Mitt Romney continued to defend his decision to not release more tax returns in an interview with Businessweek published on Thursday, saying he is "not a business."
The presumptive Republican presidential candidate was asked the oft-repeated question on his tax returns in a slightly different way: If Romney were to invest in a company that touted its management skills and "fiscal know-how," would he not want to see five years' worth of that company's financials?
"I'm not a business," Romney answered. "We have a process in this country, which was established by law, which provides for the transparency which candidates are required to meet. I have met with that requirement with full financial disclosure of all my investments, but in addition have provided and will provide a full two years of tax returns."
"This happens to be exactly the same as with John McCain when he ran for office four years ago," he continued. "And the Obama team had no difficulty with that circumstance. The difference between then and now is that President Obama has a failed economic record and is trying to find any issue he can to deflect from the failure of his record."
The issue of Romney's tax returns has become a central point of the presidential race, with pressure reaching a new high when Senate Majority Leader Harry Reid said a Bain investor told him Romney didn't pay any taxes for ten years. Reid's comments quickly ignited a firestorm, and since then the Nevada senator has repeatedly tried to keep the issue in the spotlight.
In his interview with Businessweek, the former Massachusetts governor also addressed an infamous photo featuring Romney and his Bain Capital colleagues brandishing chunks of money in 1984, calling it a "moment of humor."
The photo has been a staple in attack ads issued by Romney's opponents, as part of their bid to paint him as a cash-driven corporate raider who is out of touch with the American people.

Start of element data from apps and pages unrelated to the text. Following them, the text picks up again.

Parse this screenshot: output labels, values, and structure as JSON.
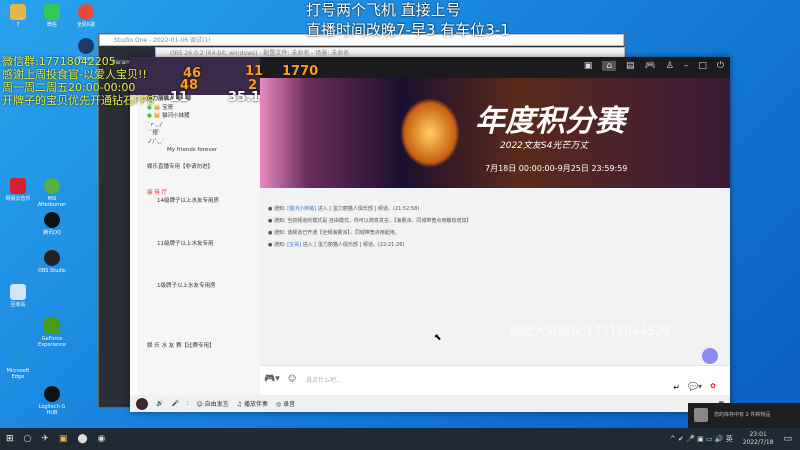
{
  "overlay": {
    "top_lines": [
      "打号两个飞机 直接上号",
      "直播时间改晚7-早3 有车位3-1"
    ],
    "left_lines": [
      "微信群:17718042205",
      "感谢上周投食官-以爱人宝贝!!",
      "周一周二周五20:00-00:00",
      "开牌子的宝贝优先开通钻石FPS"
    ],
    "stats": [
      "46",
      "11",
      "1770",
      "48",
      "2",
      "11",
      "35.1"
    ],
    "watermark": "游戏大神陪玩:17718044520"
  },
  "desktop_icons": [
    "7",
    "微信",
    "全民K歌",
    "Steam",
    "Microsoft Edge",
    "OBS Studio",
    "GeForce Experience",
    "MSI Afterburner",
    "网易云音乐",
    "腾讯QQ",
    "回收站",
    "Logitech G HUB"
  ],
  "windows": {
    "studio_one": "Studio One - 2022-01-06 调试(1)",
    "obs": "OBS 26.0.2 (64-bit, windows) - 配置文件: 未命名 - 场景: 未命名",
    "params": "Params"
  },
  "room": {
    "name": "蛋力丽猫人俱乐部",
    "members": [
      "宝哥",
      "猫河小妹猪"
    ],
    "channels": [
      "`ｒ◡/",
      "`ˋ煜ˋ",
      "ノ/`◡`",
      "My friends forever",
      "娱乐直播专用【非请勿进】",
      "接 待 厅",
      "14级牌子以上水友专用房",
      "11级牌子以上水友专用",
      "1级牌子以上水友专用房",
      "娱 乐 水 友 赛【比赛专用】"
    ]
  },
  "banner": {
    "title": "年度积分赛",
    "subtitle": "2022文友S4光芒万丈",
    "dates": "7月18日 00:00:00-9月25日 23:59:59"
  },
  "messages": [
    {
      "label": "通知:",
      "user": "[猫河小妹猪]",
      "text": " 进入 [ 蛋力丽猫人俱乐部 ] 频道。(21:52:58)"
    },
    {
      "label": "通知:",
      "user": "",
      "text": "当前频道的模式是 自由模式，你可以随意发言。【海量派、同城带宽点用触有增加】"
    },
    {
      "label": "通知:",
      "user": "",
      "text": "该频道已开通【全频海量派】，同城带宽点用起用。"
    },
    {
      "label": "通知:",
      "user": "[宝哥]",
      "text": " 进入 [ 蛋力丽猫人俱乐部 ] 频道。(22:21:26)"
    }
  ],
  "input": {
    "placeholder": "说点什么吧..."
  },
  "toolbar": {
    "free_speak": "自由发言",
    "music": "播放伴奏",
    "record": "录音"
  },
  "notification": {
    "text": "您的库存中有 2 件新物品"
  },
  "clock": {
    "time": "23:01",
    "date": "2022/7/18"
  },
  "tray": {
    "ime": "英"
  }
}
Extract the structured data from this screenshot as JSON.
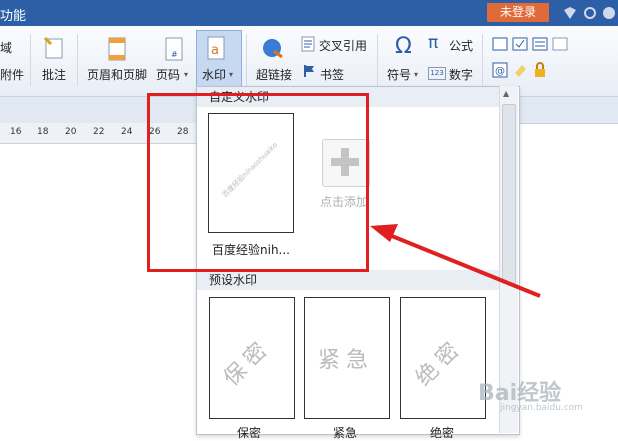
{
  "titlebar": {
    "title": "功能",
    "login_label": "未登录"
  },
  "ribbon": {
    "left_top": "域",
    "left_bottom": "附件",
    "annotation": "批注",
    "header_footer": "页眉和页脚",
    "page_number": "页码",
    "watermark": "水印",
    "hyperlink": "超链接",
    "cross_ref": "交叉引用",
    "bookmark": "书签",
    "symbol": "符号",
    "formula": "公式",
    "number": "数字"
  },
  "ruler": {
    "ticks": [
      "16",
      "18",
      "20",
      "22",
      "24",
      "26",
      "28"
    ]
  },
  "panel": {
    "custom_heading": "自定义水印",
    "custom_item_caption": "百度经验nih...",
    "custom_item_watermark_text": "百度经验nihaoshuaiko",
    "add_label": "点击添加",
    "preset_heading": "预设水印",
    "presets": [
      {
        "watermark": "保密",
        "caption": "保密"
      },
      {
        "watermark": "紧急",
        "caption": "紧急"
      },
      {
        "watermark": "绝密",
        "caption": "绝密"
      }
    ]
  },
  "logo": {
    "text": "Bai经验",
    "sub": "jingyan.baidu.com"
  },
  "colors": {
    "titlebar": "#2d5fa6",
    "login": "#e06a3a",
    "highlight": "#e02020"
  }
}
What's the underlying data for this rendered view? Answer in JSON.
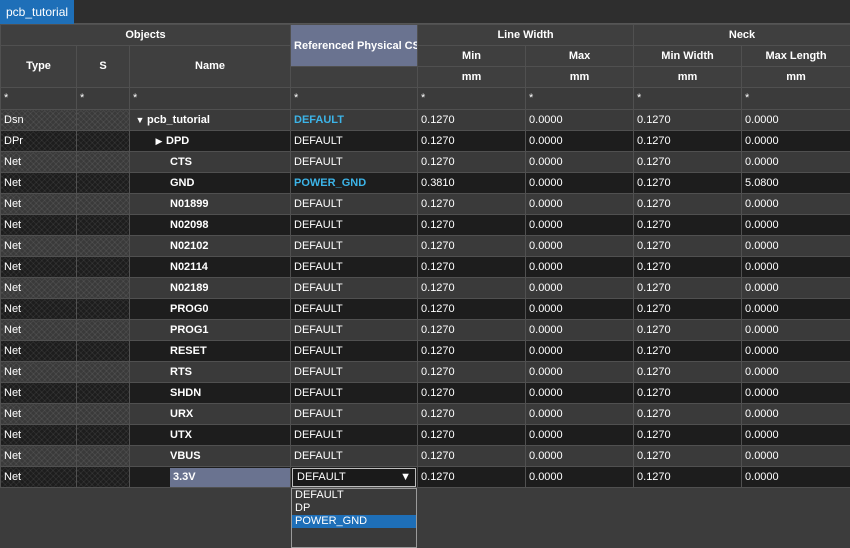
{
  "tab": {
    "label": "pcb_tutorial"
  },
  "headers": {
    "objects": "Objects",
    "ref_cset": "Referenced Physical CSet",
    "line_width": "Line Width",
    "neck": "Neck",
    "type": "Type",
    "s": "S",
    "name": "Name",
    "min": "Min",
    "max": "Max",
    "min_width": "Min Width",
    "max_length": "Max Length",
    "unit_min": "mm",
    "unit_max": "mm",
    "unit_min_width": "mm",
    "unit_max_length": "mm"
  },
  "filter": {
    "type": "*",
    "s": "*",
    "name": "*",
    "cset": "*",
    "min": "*",
    "max": "*",
    "min_width": "*",
    "max_length": "*"
  },
  "rows": [
    {
      "type": "Dsn",
      "name": "pcb_tutorial",
      "expander": "▼",
      "cset": "DEFAULT",
      "accent": true,
      "min": "0.1270",
      "max": "0.0000",
      "min_width": "0.1270",
      "max_length": "0.0000"
    },
    {
      "type": "DPr",
      "name": "DPD",
      "expander": "▶",
      "cset": "DEFAULT",
      "accent": false,
      "min": "0.1270",
      "max": "0.0000",
      "min_width": "0.1270",
      "max_length": "0.0000"
    },
    {
      "type": "Net",
      "name": "CTS",
      "expander": "",
      "cset": "DEFAULT",
      "accent": false,
      "min": "0.1270",
      "max": "0.0000",
      "min_width": "0.1270",
      "max_length": "0.0000"
    },
    {
      "type": "Net",
      "name": "GND",
      "expander": "",
      "cset": "POWER_GND",
      "accent": true,
      "min": "0.3810",
      "max": "0.0000",
      "min_width": "0.1270",
      "max_length": "5.0800"
    },
    {
      "type": "Net",
      "name": "N01899",
      "expander": "",
      "cset": "DEFAULT",
      "accent": false,
      "min": "0.1270",
      "max": "0.0000",
      "min_width": "0.1270",
      "max_length": "0.0000"
    },
    {
      "type": "Net",
      "name": "N02098",
      "expander": "",
      "cset": "DEFAULT",
      "accent": false,
      "min": "0.1270",
      "max": "0.0000",
      "min_width": "0.1270",
      "max_length": "0.0000"
    },
    {
      "type": "Net",
      "name": "N02102",
      "expander": "",
      "cset": "DEFAULT",
      "accent": false,
      "min": "0.1270",
      "max": "0.0000",
      "min_width": "0.1270",
      "max_length": "0.0000"
    },
    {
      "type": "Net",
      "name": "N02114",
      "expander": "",
      "cset": "DEFAULT",
      "accent": false,
      "min": "0.1270",
      "max": "0.0000",
      "min_width": "0.1270",
      "max_length": "0.0000"
    },
    {
      "type": "Net",
      "name": "N02189",
      "expander": "",
      "cset": "DEFAULT",
      "accent": false,
      "min": "0.1270",
      "max": "0.0000",
      "min_width": "0.1270",
      "max_length": "0.0000"
    },
    {
      "type": "Net",
      "name": "PROG0",
      "expander": "",
      "cset": "DEFAULT",
      "accent": false,
      "min": "0.1270",
      "max": "0.0000",
      "min_width": "0.1270",
      "max_length": "0.0000"
    },
    {
      "type": "Net",
      "name": "PROG1",
      "expander": "",
      "cset": "DEFAULT",
      "accent": false,
      "min": "0.1270",
      "max": "0.0000",
      "min_width": "0.1270",
      "max_length": "0.0000"
    },
    {
      "type": "Net",
      "name": "RESET",
      "expander": "",
      "cset": "DEFAULT",
      "accent": false,
      "min": "0.1270",
      "max": "0.0000",
      "min_width": "0.1270",
      "max_length": "0.0000"
    },
    {
      "type": "Net",
      "name": "RTS",
      "expander": "",
      "cset": "DEFAULT",
      "accent": false,
      "min": "0.1270",
      "max": "0.0000",
      "min_width": "0.1270",
      "max_length": "0.0000"
    },
    {
      "type": "Net",
      "name": "SHDN",
      "expander": "",
      "cset": "DEFAULT",
      "accent": false,
      "min": "0.1270",
      "max": "0.0000",
      "min_width": "0.1270",
      "max_length": "0.0000"
    },
    {
      "type": "Net",
      "name": "URX",
      "expander": "",
      "cset": "DEFAULT",
      "accent": false,
      "min": "0.1270",
      "max": "0.0000",
      "min_width": "0.1270",
      "max_length": "0.0000"
    },
    {
      "type": "Net",
      "name": "UTX",
      "expander": "",
      "cset": "DEFAULT",
      "accent": false,
      "min": "0.1270",
      "max": "0.0000",
      "min_width": "0.1270",
      "max_length": "0.0000"
    },
    {
      "type": "Net",
      "name": "VBUS",
      "expander": "",
      "cset": "DEFAULT",
      "accent": false,
      "min": "0.1270",
      "max": "0.0000",
      "min_width": "0.1270",
      "max_length": "0.0000"
    }
  ],
  "edit_row": {
    "type": "Net",
    "name": "3.3V",
    "cset": "DEFAULT",
    "min": "0.1270",
    "max": "0.0000",
    "min_width": "0.1270",
    "max_length": "0.0000"
  },
  "dropdown": {
    "options": [
      "DEFAULT",
      "DP",
      "POWER_GND"
    ],
    "selected": "POWER_GND"
  },
  "colors": {
    "accent": "#3cb4e8",
    "tab": "#1e6fb8",
    "header_highlight": "#6a7390"
  }
}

Romney says of the photo:
"Oh, that was a moment of humor as we had just done what we thought was impossible. We had raised $37 million from other people and institutions who entrusted us with their funds, and we thought it was a miracle that our group had been able to be so successful in fundraising. And ultimately we were able to yield for them a very attractive return by such investments as Staples (SPLS), which was in our very first fund."